After Iran Deal, Increased Diplomatic Activity to Resolve Syrian Conflict
On 17 August 2015, the United Nations Security Council (UNSC) reiterated its demands that all parties to the conflict in Syria cease any and all attacks against civilians as well as any indiscriminate use of weapons in populated areas. The statement read by Joy Ogwu, Nigeria’s permanent representative to the UN and UNSC president for the month of August, urged all warring factions to work towards a political solution to end the four-and-a-half-year civil war. It stressed that “the only sustainable solution to the current crisis in Syria is through an inclusive and Syrian-led political process that meets the legitimate aspirations of the Syrian people, with a view to full implementation of the Geneva Communiqué of 30 June 2012 and, in this regard, emphasizes the urgency for all parties to work diligently and constructively towards this goal.”
The five permanent members of the security council, especially the United States and Russia, repeatedly refer to the Geneva Communiqué (also known as Geneva-I) as providing the basis for key steps in the process to end the violence, and laying the groundwork for the establishment of a transitional governing body, with full executive powers, composed of the present government and the different opposition groups, to reach a political solution.
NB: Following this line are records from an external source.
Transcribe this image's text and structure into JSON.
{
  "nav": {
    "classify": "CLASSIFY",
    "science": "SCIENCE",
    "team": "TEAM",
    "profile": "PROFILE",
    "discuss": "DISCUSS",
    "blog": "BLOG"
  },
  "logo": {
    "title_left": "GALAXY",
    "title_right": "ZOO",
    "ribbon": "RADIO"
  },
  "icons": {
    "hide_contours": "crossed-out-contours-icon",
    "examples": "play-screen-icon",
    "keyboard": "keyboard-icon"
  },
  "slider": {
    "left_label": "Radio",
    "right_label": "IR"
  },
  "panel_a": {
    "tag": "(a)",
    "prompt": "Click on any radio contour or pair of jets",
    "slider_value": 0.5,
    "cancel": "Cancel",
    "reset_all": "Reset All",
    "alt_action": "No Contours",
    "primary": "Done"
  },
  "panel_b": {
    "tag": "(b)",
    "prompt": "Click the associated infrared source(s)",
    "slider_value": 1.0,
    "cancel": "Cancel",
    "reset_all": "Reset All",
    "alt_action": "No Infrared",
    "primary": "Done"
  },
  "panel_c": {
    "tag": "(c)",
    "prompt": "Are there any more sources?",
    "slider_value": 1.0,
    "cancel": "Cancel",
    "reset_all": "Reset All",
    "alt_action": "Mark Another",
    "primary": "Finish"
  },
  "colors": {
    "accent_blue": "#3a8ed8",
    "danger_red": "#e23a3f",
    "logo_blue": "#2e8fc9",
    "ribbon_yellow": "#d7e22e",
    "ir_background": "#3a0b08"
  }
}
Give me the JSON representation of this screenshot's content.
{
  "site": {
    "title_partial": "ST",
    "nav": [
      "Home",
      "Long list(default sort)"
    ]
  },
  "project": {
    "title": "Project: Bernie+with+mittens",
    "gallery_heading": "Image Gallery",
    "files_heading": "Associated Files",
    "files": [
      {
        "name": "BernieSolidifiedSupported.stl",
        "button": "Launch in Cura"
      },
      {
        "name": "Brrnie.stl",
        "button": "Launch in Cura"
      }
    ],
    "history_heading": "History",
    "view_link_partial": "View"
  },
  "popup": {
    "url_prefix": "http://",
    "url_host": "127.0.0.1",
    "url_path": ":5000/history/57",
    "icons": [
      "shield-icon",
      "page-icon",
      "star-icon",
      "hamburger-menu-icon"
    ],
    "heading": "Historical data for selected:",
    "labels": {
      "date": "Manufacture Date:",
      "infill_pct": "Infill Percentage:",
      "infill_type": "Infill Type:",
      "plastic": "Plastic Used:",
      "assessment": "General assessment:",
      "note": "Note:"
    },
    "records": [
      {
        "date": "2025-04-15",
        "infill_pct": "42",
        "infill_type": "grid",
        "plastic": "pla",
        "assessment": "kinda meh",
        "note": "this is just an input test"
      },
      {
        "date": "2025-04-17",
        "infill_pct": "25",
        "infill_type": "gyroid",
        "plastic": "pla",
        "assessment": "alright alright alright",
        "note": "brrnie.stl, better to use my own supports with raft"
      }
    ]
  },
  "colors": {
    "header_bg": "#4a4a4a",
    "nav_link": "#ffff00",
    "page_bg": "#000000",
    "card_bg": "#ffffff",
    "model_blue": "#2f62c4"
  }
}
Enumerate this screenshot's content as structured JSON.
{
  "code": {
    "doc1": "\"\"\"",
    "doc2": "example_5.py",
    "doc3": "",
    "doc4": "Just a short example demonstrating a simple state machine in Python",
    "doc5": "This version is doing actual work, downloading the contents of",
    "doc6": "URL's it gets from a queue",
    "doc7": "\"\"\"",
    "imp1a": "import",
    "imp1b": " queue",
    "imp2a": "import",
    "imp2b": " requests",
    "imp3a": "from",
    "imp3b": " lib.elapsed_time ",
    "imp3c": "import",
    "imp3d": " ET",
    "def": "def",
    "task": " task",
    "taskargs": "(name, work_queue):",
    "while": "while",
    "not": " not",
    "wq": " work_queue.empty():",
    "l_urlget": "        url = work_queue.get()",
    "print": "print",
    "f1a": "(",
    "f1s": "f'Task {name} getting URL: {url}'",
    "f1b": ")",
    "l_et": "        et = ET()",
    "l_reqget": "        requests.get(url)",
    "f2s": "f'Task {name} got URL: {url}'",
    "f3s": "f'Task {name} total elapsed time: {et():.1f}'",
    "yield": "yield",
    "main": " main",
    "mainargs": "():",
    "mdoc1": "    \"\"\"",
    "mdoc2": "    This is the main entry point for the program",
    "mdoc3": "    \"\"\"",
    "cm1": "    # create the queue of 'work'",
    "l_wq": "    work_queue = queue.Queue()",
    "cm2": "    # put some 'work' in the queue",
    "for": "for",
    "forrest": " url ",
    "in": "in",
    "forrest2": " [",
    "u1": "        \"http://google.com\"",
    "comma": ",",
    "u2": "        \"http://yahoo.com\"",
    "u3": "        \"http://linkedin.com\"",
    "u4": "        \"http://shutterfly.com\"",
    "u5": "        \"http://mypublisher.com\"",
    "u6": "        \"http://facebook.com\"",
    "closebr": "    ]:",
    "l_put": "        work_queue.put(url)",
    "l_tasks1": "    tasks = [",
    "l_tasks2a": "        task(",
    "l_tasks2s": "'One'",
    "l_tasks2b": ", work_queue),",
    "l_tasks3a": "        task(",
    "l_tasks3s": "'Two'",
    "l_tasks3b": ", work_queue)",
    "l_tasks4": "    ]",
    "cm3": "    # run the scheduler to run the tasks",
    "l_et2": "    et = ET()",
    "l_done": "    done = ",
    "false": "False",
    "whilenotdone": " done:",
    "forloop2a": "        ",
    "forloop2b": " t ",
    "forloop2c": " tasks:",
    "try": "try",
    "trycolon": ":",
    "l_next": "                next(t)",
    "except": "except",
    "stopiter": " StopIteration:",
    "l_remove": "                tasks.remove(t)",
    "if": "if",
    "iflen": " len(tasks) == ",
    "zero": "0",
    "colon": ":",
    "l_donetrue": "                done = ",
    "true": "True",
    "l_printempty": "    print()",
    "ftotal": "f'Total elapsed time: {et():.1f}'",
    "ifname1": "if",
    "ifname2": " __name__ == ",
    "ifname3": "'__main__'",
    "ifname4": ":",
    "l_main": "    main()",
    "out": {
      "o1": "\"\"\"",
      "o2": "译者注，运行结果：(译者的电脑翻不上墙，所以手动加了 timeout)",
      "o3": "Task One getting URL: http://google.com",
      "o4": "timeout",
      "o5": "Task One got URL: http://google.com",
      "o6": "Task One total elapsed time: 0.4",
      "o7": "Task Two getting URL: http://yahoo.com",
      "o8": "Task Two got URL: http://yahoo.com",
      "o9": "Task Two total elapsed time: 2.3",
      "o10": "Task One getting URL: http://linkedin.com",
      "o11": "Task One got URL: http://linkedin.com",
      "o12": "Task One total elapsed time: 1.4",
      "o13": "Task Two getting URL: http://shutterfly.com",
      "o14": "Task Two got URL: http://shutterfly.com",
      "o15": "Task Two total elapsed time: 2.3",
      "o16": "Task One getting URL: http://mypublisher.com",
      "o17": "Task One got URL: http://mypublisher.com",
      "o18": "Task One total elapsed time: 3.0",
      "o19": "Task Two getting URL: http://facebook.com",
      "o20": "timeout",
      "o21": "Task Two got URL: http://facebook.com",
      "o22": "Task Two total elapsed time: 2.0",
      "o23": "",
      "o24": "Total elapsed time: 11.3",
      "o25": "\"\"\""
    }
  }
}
Last July, the UN Special Envoy for Syria, Staffan de Mistura, told the Council that a new approach was urgently needed “in order to work towards political negotiations and a political transition based on the Geneva Communiqué”.
He suggested five thematic areas that need to be addressed through more focused consultations and discussions with the various Syrian parties. They are: safety and protection for all; political and constitutional issues; military and security issues; public institutions; and reconstruction and development.The UNSC urged all parties to engage “in good faith” in De Mistura’s efforts, and to continue consultations and thematic discussions, building on recent meetings in Moscow, Cairo, Paris and Astana.
Following the 17 August statement, there was renewed hope in corridors of the United Nations that the conclusion of the nuclear deal between Iran and the P5+1 would boost diplomatic efforts. In a 30 July interview with NPR radio, De Mistura himself publicly expressed this sentiment. Combatants are tiring of the blood-letting, he said, and the rise of the so-called Islamic State (IS) has created a common enemy among many of them, providing incentive for a brokered political solution. In voicing its support for De Mistura, the Council also expressed its “gravest” concern that parts of Syria are now under the control of IS and al-Nusra Front (ANF), and reaffirmed its resolve to address all aspects of the threat, calling on all parties “to commit to putting an end to terrorist acts perpetrated by these groups”.
However, there is scepticism among opponents of the Iran deal and others in the US Congress, including the American Israel Public Affairs Committee (AIPAC) and research groups in Washington, that the deal will help bring about a resolution to Syria’s bloody civil war, and might in fact increase Iran’s power and dominance, exacerbating already deep sectarian schisms. Nonetheless, reports from the region and from Washington suggest that, in the aftermath of the nuclear agreement signed in Vienna, Austria in July, a number of the countries involved either directly or indirectly in Syria’s civil war have pushed forward initiatives to end the conflict.
According to these reports, backroom negotiations involving the United States, Russia, Turkey, Iran and the Gulf Cooperation Council (GCC) countries have been going on for months, but it is the recent willingness of Moscow and Tehran, long the benefactors of Syria’s embattled President Bashar al-Assad, to engage in the issue that has made their ally in Damascus more attentive to the proposals on the table.
In recent weeks, Ali Mamlouk, al-Assad’s national security advisor, has made secret visits to both the Saudi city of Jeddah and to Muscat, Oman, where he met with high-level officials. This according to both Saudi-based sources and sources close to the al-Assad regime. Following Mamlouk’s visit, Syria’s longtime Foreign Minister Walid Muallem made an official visit in early August to Muscat to meet the Omani foreign minister where they discussed, according to Syrian state media, “efforts to put an end to the crisis … which preserves the sovereignty, unity and territorial integrity” of the country.
As early as 2012, Mamlouk has allegedly pursued different options to end Syria’s civil war. These have ranged from local ceasefires and quiet meetings with a limited number of opposition members to diplomatic initiatives with Syria’s neighbours and the GCC, landing him in trouble with the regime, according to speculative reporting.
Despite the recent flurry of diplomatic activity, however, Riyadh remains wary and observers are only willing to make cautious predictions about the impact it will have on the conflict. For now, sponsors of the warring parties in Syria seem to have enough weapons, manpower and energy to keep the fighting going.